FRANKFORT — Voters next year will be asked to amend the Kentucky Constitution to protect the right to hunt and fish, under one of dozens of bills the legislature gave final approval to on Friday.
"The citizens of Kentucky have the personal right to hunt, fish and harvest wildlife using traditional methods," the proposed amendment in House Bill 1 reads in part.
Critics said the amendment isn't necessary because nobody is threatening Kentuckians' right to hunt and fish.
House Speaker Greg Stumbo, D-Prestonsburg, said HB 1 would prevent animal-rights groups from challenging state-authorized hunts in Kentucky used to manage the wildlife population. Groups including the Animal Protection League and Bear Education and Resource Group have sued to prevent hunts elsewhere.
Other sponsors said the measure reflects bipartisan concern in Frankfort following President Barack Obama's health care reform law and what some people see as overreaching by the federal government. The right to hunt and fish might be targeted by the federal government in the future, they said.
Earlier this week, Tom FitzGerald of the Kentucky Resources Council warned lawmakers that a constitutional "right to hunt" could lead to people hunting in state nature preserves or city parks and suing if anyone tried to stop them.
On Friday, FitzGerald said the Senate later helped resolve that by adding clarifying language. Hunters could not ignore state or local laws about wildlife management, trespassing, property rights or commercial regulation, under the addition by the Senate.
Still, FitzGerald said, the measure seems unnecessary.
"In 33 years, I have never seen the General Assembly act arbitrarily to deny people the ability to hunt or fish," FitzGerald said.
HB 1 was just one of many bills to breeze through the House and Senate chambers on the 27th day of the 30-day legislative session. Most are headed to Gov. Steve Beshear to be signed into law, although a few, like the hunting and fishing amendment, need no further action.
Other successful measures included:
■ House Bill 333 will allow the sale of consumer fireworks in Kentucky, but only by registered dealers. Currently, some retailers sell fireworks that contain a mortar or that shoot from a tube by getting customers to sign a waiver stating they will not ignite the fireworks inside Kentucky. But that prohibition is rarely followed or enforced.
■ House Bill 310, letting the University of Kentucky use a kind of tax break called "tax increment financing" to help spur a multi-use development at its slow-growing Coldstream Research Campus.
■ House Bill 121, banning several related combinations of chemicals — hallucinogenic drugs — that go by street names such as "Hurricane Charlie" and "Red Dove." The drugs are labeled misleadingly as bath salts, plant food or inspect repellent.
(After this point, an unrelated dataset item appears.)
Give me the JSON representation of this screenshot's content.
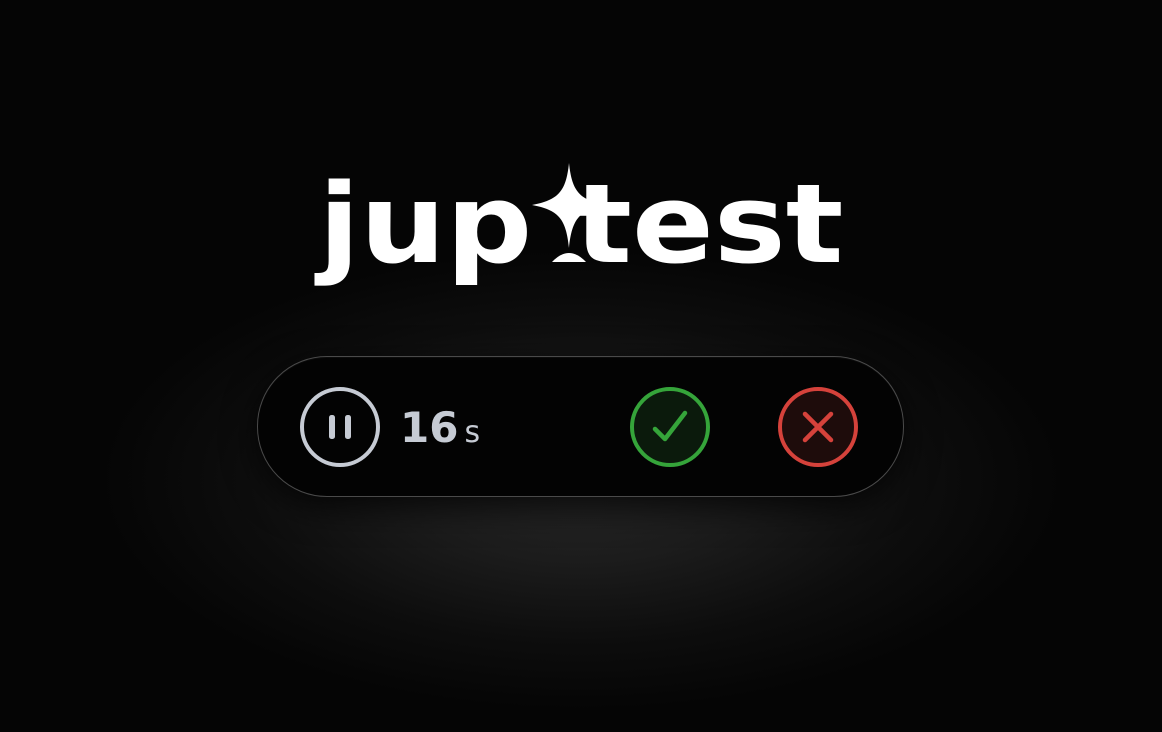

■ House Bill 308, requiring Kentucky to notify the FBI when a court commits someone to a mental institution or otherwise finds him or her mentally incompetent. The FBI will add those people to the National Instant Criminal Background Check System, used by federally licensed gun dealers to screen customers.
■ House Bill 52, prohibiting anyone accused of abuse or neglect of an elderly person from inheriting that person's estate.
■ Senate Bill 8, requiring the secretary of state to set up a one-stop Web site for businesses to interact with state agencies.
■ Senate Bill 12, allowing the superintendent to appoint a school principal after consulting with the school-based decision-making council.
■ Senate Bill 24, directing the governor to set up an interstate compact to allow for participation in live pari-mutuel horse racing and wagering.
However, several notable bills appeared dead for the session for lack of further action.
Most prominent among the seemingly lost bills was Senate Bill 45, which would have required doctors' prescriptions to buy cold and allergy medicines containing pseudoephedrine, an ingredient used to make methamphetamine.
U.S. Rep. Hal Rogers, R-Ky., and others urged the legislature to pass SB 45, but they were matched by a fierce lobbying campaign by the pharmaceutical industry. The bill spent one full month on the Senate floor because senators could not reach an agreement on whether it was necessary. It never left that chamber.
Lawmakers also let die two proposals aimed at preventing and investigating abuse of nursing home patients. Senate Bill 44 would have required nursing homes to conduct criminal background checks on all employees. House Bill 69 would have required nursing homes to report all deaths to the local coroner. Neither bill received its first committee vote.